Date of this Version
NORSEC 1 (March 26, 2002)
A product of the North Atlantic Biocultural Organization (NABO) Research Cooperative
During rescue excavations in downtown Reykjavík in 1999 nearly 100 kg of well-preserved animal bone was recovered in investigations at Tjarnargata 3 C by Fornleifastofnun Islands (FSÍ) directed by Mjöll Snaesdóttir. This bone collection (or archaeofauna) was largely sieved (4 mm and 1 mm mesh wet screen) and represents one of the largest archaeofauna recovered from Iceland to date. Analysis was carried out at City University of New York’s Northern Science & Education Center’s two zooarchaeology laboratories at Brooklyn College and Hunter College in 2000-01. The analyzed bone materials were returned for long term curation at the National Museum of Iceland in January 2002.

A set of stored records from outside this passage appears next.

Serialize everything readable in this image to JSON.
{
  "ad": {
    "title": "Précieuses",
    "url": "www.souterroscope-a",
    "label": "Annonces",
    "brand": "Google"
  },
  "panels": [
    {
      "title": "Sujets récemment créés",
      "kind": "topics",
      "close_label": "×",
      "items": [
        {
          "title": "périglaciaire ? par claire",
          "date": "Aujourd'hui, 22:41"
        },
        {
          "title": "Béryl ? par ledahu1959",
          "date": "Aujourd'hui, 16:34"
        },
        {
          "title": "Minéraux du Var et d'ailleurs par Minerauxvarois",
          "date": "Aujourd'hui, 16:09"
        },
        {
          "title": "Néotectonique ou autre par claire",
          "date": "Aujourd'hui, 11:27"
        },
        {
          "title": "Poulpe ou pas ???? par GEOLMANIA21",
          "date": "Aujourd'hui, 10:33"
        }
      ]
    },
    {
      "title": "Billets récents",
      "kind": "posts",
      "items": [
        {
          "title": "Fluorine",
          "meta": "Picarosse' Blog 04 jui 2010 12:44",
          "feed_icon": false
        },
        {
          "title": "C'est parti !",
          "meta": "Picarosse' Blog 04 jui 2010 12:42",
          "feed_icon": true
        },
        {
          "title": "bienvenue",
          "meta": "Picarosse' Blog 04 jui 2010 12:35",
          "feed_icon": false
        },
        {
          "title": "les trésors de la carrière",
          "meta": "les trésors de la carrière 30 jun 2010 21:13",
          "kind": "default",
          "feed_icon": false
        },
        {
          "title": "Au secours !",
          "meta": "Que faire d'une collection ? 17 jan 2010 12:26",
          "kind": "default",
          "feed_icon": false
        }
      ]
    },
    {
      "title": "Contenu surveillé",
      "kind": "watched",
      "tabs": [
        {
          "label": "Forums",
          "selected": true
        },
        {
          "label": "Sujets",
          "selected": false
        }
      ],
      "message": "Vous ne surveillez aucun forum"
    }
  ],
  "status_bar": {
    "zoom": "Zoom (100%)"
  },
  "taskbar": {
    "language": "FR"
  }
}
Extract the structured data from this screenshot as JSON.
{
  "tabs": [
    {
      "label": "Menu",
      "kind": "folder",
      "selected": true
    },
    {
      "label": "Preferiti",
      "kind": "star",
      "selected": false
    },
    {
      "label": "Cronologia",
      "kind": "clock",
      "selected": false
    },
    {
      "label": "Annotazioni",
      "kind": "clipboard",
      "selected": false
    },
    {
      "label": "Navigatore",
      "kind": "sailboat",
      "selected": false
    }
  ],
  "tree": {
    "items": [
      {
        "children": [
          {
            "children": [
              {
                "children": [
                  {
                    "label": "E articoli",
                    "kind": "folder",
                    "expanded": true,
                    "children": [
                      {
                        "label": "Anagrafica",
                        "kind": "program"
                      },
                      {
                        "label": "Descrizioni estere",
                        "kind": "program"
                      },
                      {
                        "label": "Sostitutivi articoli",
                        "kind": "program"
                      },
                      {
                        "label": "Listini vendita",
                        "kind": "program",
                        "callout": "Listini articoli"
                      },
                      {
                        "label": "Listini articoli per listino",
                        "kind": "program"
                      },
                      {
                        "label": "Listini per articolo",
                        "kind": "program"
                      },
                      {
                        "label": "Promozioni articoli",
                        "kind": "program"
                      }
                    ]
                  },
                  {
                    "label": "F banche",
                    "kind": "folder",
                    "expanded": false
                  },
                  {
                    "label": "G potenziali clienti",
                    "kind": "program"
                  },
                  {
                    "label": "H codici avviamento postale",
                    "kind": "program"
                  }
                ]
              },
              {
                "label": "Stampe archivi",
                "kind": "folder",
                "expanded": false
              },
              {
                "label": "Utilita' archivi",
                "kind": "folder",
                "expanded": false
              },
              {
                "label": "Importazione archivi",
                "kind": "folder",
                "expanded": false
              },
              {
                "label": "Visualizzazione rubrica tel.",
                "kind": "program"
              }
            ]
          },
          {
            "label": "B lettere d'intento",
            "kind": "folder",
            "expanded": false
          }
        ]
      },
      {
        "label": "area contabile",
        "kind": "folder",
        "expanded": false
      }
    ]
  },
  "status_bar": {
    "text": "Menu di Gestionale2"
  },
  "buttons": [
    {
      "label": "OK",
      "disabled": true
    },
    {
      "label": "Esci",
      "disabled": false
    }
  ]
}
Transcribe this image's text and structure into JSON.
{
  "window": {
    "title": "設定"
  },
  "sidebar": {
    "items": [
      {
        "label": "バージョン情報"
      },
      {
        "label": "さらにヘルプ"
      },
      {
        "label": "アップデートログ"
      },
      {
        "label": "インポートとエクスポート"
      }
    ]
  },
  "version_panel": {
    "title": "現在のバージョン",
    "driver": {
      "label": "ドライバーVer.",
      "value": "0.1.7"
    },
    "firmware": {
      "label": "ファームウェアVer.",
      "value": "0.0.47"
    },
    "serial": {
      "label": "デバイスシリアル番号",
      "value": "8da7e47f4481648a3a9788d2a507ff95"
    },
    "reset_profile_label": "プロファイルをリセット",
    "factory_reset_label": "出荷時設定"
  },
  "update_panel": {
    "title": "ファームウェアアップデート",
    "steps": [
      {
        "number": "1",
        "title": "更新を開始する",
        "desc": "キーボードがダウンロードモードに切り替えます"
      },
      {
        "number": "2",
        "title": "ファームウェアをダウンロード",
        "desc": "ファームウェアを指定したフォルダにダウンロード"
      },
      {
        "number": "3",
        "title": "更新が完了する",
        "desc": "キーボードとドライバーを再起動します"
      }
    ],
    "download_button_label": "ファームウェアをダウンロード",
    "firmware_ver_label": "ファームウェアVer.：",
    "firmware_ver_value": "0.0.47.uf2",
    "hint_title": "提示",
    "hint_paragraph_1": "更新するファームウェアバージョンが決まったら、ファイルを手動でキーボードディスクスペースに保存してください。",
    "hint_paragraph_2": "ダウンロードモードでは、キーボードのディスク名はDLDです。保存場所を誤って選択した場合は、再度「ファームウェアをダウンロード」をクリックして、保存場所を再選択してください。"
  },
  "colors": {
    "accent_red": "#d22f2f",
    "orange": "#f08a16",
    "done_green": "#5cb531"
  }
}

The Tjarnargata 3C collections derive from a widespread sheet midden deposit that post-dates an AD 1500 tephra, and probably represents refuse discarded by multiple households and local shops and factories. While the collection cannot be closely dated, the great majority of the bone collection probably derives from the 18th and early 19th centuries- a period of rapid urbanization of central Reykjavik. This collection thus differs from virtually all other previously studied Icelandic bone materials that derive from single farms and from the activities of one or two household units, and some of these differences are apparent in the condition of the recovered bone. The collection shows some distinctive urban characteristics, with clear indication of local butchery being significantly supplemented by meatrich joints presumably imported from nearby farms provisioning the growing city. The remains of some preserved hams almost certainly indicate trans-Atlantic shipment, and serve to illustrate the expanded dietary range of the urbanizing population. Other bone remains illustrate another side of early modern city life: rodent gnawed bones, remains of stray dogs, scavenging gulls and fulmars, and other elements of an unwanted commensual “urban fauna”. The collections also reflect the source of early Reykjavik’s prosperity, and are dominated by fish bones. These are nearly all cod, and the ratio of the skeletal elements present and the reconstructed live length strongly suggest intensive preserved fish preparation (probably for stockfish) was a major activity in the locality.
This well preserved and carefully excavated archaeofauna thus sheds light on an important period in the development of modern Reykjavik, and represents a unique urban collection for Iceland. We recommend that any additional excavations in the town center area attempt to recover more bone material, especially from closely datable contexts.